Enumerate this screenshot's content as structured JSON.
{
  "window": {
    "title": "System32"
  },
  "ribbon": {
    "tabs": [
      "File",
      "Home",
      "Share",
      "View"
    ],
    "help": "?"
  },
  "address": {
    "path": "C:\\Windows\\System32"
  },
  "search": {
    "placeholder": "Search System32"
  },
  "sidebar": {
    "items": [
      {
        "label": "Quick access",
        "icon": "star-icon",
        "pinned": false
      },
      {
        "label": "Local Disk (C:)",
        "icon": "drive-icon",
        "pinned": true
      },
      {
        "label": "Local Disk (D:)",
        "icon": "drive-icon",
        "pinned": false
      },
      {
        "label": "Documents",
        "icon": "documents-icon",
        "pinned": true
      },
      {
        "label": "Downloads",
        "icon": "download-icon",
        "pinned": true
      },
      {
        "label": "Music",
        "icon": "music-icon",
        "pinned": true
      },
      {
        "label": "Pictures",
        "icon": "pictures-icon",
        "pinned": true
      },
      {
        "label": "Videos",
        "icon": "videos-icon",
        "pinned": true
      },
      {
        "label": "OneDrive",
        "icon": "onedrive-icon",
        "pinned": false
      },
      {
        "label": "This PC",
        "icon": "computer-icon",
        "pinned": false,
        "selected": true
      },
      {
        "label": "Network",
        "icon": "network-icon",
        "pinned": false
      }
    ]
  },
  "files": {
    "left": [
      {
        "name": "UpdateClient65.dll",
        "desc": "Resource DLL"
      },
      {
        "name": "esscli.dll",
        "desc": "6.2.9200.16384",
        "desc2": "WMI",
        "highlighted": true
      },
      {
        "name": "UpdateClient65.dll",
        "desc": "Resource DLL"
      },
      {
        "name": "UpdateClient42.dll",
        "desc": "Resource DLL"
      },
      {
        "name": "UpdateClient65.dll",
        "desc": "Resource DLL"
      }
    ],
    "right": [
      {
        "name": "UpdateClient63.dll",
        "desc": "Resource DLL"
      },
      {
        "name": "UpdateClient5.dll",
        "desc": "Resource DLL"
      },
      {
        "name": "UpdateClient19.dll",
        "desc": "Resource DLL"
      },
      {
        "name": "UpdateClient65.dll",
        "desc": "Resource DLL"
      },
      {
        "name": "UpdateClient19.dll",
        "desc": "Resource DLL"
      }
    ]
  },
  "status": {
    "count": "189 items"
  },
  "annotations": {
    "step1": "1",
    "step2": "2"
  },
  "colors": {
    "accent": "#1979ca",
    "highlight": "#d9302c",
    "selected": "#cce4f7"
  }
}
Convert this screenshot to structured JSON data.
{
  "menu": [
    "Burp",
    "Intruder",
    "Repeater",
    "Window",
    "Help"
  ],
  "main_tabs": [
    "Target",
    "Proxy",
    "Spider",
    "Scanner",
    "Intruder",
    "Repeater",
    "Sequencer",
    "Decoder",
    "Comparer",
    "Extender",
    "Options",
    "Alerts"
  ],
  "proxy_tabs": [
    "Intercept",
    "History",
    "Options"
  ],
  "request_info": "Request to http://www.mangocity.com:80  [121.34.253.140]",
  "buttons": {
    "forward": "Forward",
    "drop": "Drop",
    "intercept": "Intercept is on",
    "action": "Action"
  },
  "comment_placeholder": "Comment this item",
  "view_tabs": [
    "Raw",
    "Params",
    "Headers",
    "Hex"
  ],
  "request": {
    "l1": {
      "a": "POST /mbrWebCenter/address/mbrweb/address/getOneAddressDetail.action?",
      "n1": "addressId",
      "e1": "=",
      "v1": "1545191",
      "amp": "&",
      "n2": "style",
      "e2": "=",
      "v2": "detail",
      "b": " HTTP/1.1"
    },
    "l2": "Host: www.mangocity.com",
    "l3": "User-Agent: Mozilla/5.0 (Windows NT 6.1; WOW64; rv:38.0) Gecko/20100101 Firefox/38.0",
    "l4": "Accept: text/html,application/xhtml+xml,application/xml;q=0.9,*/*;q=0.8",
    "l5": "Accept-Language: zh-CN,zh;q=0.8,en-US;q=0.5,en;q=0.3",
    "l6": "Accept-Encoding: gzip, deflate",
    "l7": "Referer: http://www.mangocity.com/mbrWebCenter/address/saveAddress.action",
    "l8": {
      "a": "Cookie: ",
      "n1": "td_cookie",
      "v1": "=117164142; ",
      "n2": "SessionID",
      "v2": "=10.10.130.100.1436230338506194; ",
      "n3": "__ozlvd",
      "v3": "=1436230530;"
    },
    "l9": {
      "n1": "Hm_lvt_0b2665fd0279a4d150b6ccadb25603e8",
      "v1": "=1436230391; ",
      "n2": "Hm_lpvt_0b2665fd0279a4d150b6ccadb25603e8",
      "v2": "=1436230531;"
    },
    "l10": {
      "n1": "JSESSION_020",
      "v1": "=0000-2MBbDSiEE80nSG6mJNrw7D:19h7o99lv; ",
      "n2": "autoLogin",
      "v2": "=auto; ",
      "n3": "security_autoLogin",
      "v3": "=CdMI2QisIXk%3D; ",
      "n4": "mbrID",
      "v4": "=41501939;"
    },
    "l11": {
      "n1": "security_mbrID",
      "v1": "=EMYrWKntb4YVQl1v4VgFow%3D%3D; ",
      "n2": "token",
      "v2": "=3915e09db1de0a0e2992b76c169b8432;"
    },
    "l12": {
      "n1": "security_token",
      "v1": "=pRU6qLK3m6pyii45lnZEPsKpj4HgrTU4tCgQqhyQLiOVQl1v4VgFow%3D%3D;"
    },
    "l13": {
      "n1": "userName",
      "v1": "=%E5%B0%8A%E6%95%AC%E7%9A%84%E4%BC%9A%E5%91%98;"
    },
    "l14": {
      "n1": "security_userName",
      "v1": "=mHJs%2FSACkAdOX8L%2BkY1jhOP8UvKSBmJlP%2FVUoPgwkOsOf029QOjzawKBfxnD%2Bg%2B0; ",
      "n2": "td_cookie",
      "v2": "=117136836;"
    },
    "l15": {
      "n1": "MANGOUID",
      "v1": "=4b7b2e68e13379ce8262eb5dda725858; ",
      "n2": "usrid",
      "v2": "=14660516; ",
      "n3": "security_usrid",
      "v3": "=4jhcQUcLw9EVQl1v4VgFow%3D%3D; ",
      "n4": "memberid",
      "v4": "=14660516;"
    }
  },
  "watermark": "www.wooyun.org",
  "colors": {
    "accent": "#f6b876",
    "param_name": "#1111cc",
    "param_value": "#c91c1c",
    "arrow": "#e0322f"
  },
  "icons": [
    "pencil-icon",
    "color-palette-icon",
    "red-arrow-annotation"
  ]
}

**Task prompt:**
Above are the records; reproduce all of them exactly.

**Result of the task:**
Enumerate this screenshot's content as structured JSON.
{
  "window": {
    "title": "System32"
  },
  "ribbon": {
    "tabs": [
      "File",
      "Home",
      "Share",
      "View"
    ],
    "help": "?"
  },
  "address": {
    "path": "C:\\Windows\\System32"
  },
  "search": {
    "placeholder": "Search System32"
  },
  "sidebar": {
    "items": [
      {
        "label": "Quick access",
        "icon": "star-icon",
        "pinned": false
      },
      {
        "label": "Local Disk (C:)",
        "icon": "drive-icon",
        "pinned": true
      },
      {
        "label": "Local Disk (D:)",
        "icon": "drive-icon",
        "pinned": false
      },
      {
        "label": "Documents",
        "icon": "documents-icon",
        "pinned": true
      },
      {
        "label": "Downloads",
        "icon": "download-icon",
        "pinned": true
      },
      {
        "label": "Music",
        "icon": "music-icon",
        "pinned": true
      },
      {
        "label": "Pictures",
        "icon": "pictures-icon",
        "pinned": true
      },
      {
        "label": "Videos",
        "icon": "videos-icon",
        "pinned": true
      },
      {
        "label": "OneDrive",
        "icon": "onedrive-icon",
        "pinned": false
      },
      {
        "label": "This PC",
        "icon": "computer-icon",
        "pinned": false,
        "selected": true
      },
      {
        "label": "Network",
        "icon": "network-icon",
        "pinned": false
      }
    ]
  },
  "files": {
    "left": [
      {
        "name": "UpdateClient65.dll",
        "desc": "Resource DLL"
      },
      {
        "name": "esscli.dll",
        "desc": "6.2.9200.16384",
        "desc2": "WMI",
        "highlighted": true
      },
      {
        "name": "UpdateClient65.dll",
        "desc": "Resource DLL"
      },
      {
        "name": "UpdateClient42.dll",
        "desc": "Resource DLL"
      },
      {
        "name": "UpdateClient65.dll",
        "desc": "Resource DLL"
      }
    ],
    "right": [
      {
        "name": "UpdateClient63.dll",
        "desc": "Resource DLL"
      },
      {
        "name": "UpdateClient5.dll",
        "desc": "Resource DLL"
      },
      {
        "name": "UpdateClient19.dll",
        "desc": "Resource DLL"
      },
      {
        "name": "UpdateClient65.dll",
        "desc": "Resource DLL"
      },
      {
        "name": "UpdateClient19.dll",
        "desc": "Resource DLL"
      }
    ]
  },
  "status": {
    "count": "189 items"
  },
  "annotations": {
    "step1": "1",
    "step2": "2"
  },
  "colors": {
    "accent": "#1979ca",
    "highlight": "#d9302c",
    "selected": "#cce4f7"
  }
}
Convert this screenshot to structured JSON data.
{
  "menu": [
    "Burp",
    "Intruder",
    "Repeater",
    "Window",
    "Help"
  ],
  "main_tabs": [
    "Target",
    "Proxy",
    "Spider",
    "Scanner",
    "Intruder",
    "Repeater",
    "Sequencer",
    "Decoder",
    "Comparer",
    "Extender",
    "Options",
    "Alerts"
  ],
  "proxy_tabs": [
    "Intercept",
    "History",
    "Options"
  ],
  "request_info": "Request to http://www.mangocity.com:80  [121.34.253.140]",
  "buttons": {
    "forward": "Forward",
    "drop": "Drop",
    "intercept": "Intercept is on",
    "action": "Action"
  },
  "comment_placeholder": "Comment this item",
  "view_tabs": [
    "Raw",
    "Params",
    "Headers",
    "Hex"
  ],
  "request": {
    "l1": {
      "a": "POST /mbrWebCenter/address/mbrweb/address/getOneAddressDetail.action?",
      "n1": "addressId",
      "e1": "=",
      "v1": "1545191",
      "amp": "&",
      "n2": "style",
      "e2": "=",
      "v2": "detail",
      "b": " HTTP/1.1"
    },
    "l2": "Host: www.mangocity.com",
    "l3": "User-Agent: Mozilla/5.0 (Windows NT 6.1; WOW64; rv:38.0) Gecko/20100101 Firefox/38.0",
    "l4": "Accept: text/html,application/xhtml+xml,application/xml;q=0.9,*/*;q=0.8",
    "l5": "Accept-Language: zh-CN,zh;q=0.8,en-US;q=0.5,en;q=0.3",
    "l6": "Accept-Encoding: gzip, deflate",
    "l7": "Referer: http://www.mangocity.com/mbrWebCenter/address/saveAddress.action",
    "l8": {
      "a": "Cookie: ",
      "n1": "td_cookie",
      "v1": "=117164142; ",
      "n2": "SessionID",
      "v2": "=10.10.130.100.1436230338506194; ",
      "n3": "__ozlvd",
      "v3": "=1436230530;"
    },
    "l9": {
      "n1": "Hm_lvt_0b2665fd0279a4d150b6ccadb25603e8",
      "v1": "=1436230391; ",
      "n2": "Hm_lpvt_0b2665fd0279a4d150b6ccadb25603e8",
      "v2": "=1436230531;"
    },
    "l10": {
      "n1": "JSESSION_020",
      "v1": "=0000-2MBbDSiEE80nSG6mJNrw7D:19h7o99lv; ",
      "n2": "autoLogin",
      "v2": "=auto; ",
      "n3": "security_autoLogin",
      "v3": "=CdMI2QisIXk%3D; ",
      "n4": "mbrID",
      "v4": "=41501939;"
    },
    "l11": {
      "n1": "security_mbrID",
      "v1": "=EMYrWKntb4YVQl1v4VgFow%3D%3D; ",
      "n2": "token",
      "v2": "=3915e09db1de0a0e2992b76c169b8432;"
    },
    "l12": {
      "n1": "security_token",
      "v1": "=pRU6qLK3m6pyii45lnZEPsKpj4HgrTU4tCgQqhyQLiOVQl1v4VgFow%3D%3D;"
    },
    "l13": {
      "n1": "userName",
      "v1": "=%E5%B0%8A%E6%95%AC%E7%9A%84%E4%BC%9A%E5%91%98;"
    },
    "l14": {
      "n1": "security_userName",
      "v1": "=mHJs%2FSACkAdOX8L%2BkY1jhOP8UvKSBmJlP%2FVUoPgwkOsOf029QOjzawKBfxnD%2Bg%2B0; ",
      "n2": "td_cookie",
      "v2": "=117136836;"
    },
    "l15": {
      "n1": "MANGOUID",
      "v1": "=4b7b2e68e13379ce8262eb5dda725858; ",
      "n2": "usrid",
      "v2": "=14660516; ",
      "n3": "security_usrid",
      "v3": "=4jhcQUcLw9EVQl1v4VgFow%3D%3D; ",
      "n4": "memberid",
      "v4": "=14660516;"
    }
  },
  "watermark": "www.wooyun.org",
  "colors": {
    "accent": "#f6b876",
    "param_name": "#1111cc",
    "param_value": "#c91c1c",
    "arrow": "#e0322f"
  },
  "icons": [
    "pencil-icon",
    "color-palette-icon",
    "red-arrow-annotation"
  ]
}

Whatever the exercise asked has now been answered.